--- Data shown Enclosed Below ---

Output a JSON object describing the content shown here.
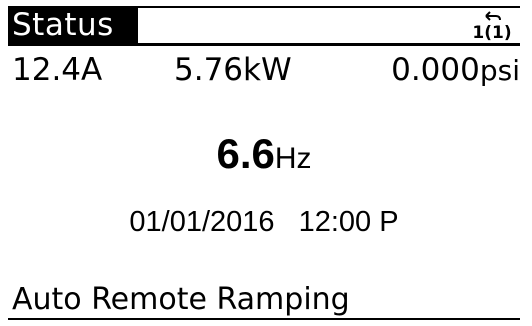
{
  "status_bar": {
    "title": "Status",
    "menu_indicator": "1(1)",
    "menu_icon": "back-arrow-icon"
  },
  "readouts": {
    "current": "12.4A",
    "power": "5.76kW",
    "pressure_value": "0.000",
    "pressure_unit": "psi"
  },
  "main": {
    "frequency_value": "6.6",
    "frequency_unit": "Hz",
    "date": "01/01/2016",
    "time": "12:00 P"
  },
  "bottom": {
    "status_line": "Auto Remote Ramping"
  }
}
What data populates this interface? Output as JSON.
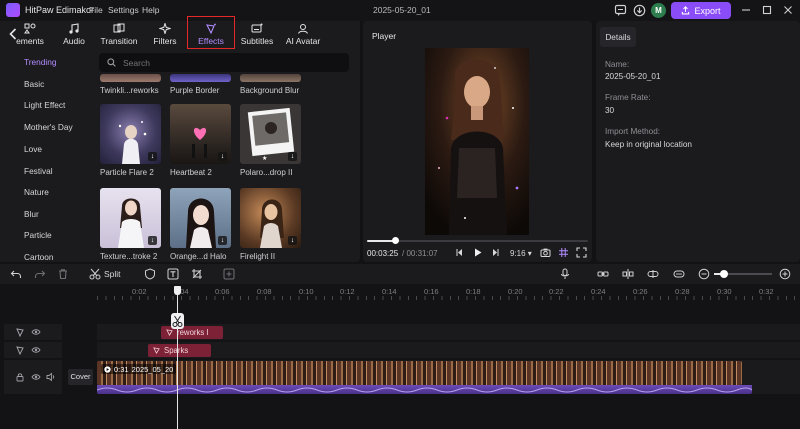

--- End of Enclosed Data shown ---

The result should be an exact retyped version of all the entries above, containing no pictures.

Output a JSON object describing the content shown here.
{
  "status_bar": {
    "title": "Status",
    "menu_indicator": "1(1)",
    "menu_icon": "back-arrow-icon"
  },
  "readouts": {
    "current": "12.4A",
    "power": "5.76kW",
    "pressure_value": "0.000",
    "pressure_unit": "psi"
  },
  "main": {
    "frequency_value": "6.6",
    "frequency_unit": "Hz",
    "date": "01/01/2016",
    "time": "12:00 P"
  },
  "bottom": {
    "status_line": "Auto Remote Ramping"
  }
}
What data populates this interface? Output as JSON.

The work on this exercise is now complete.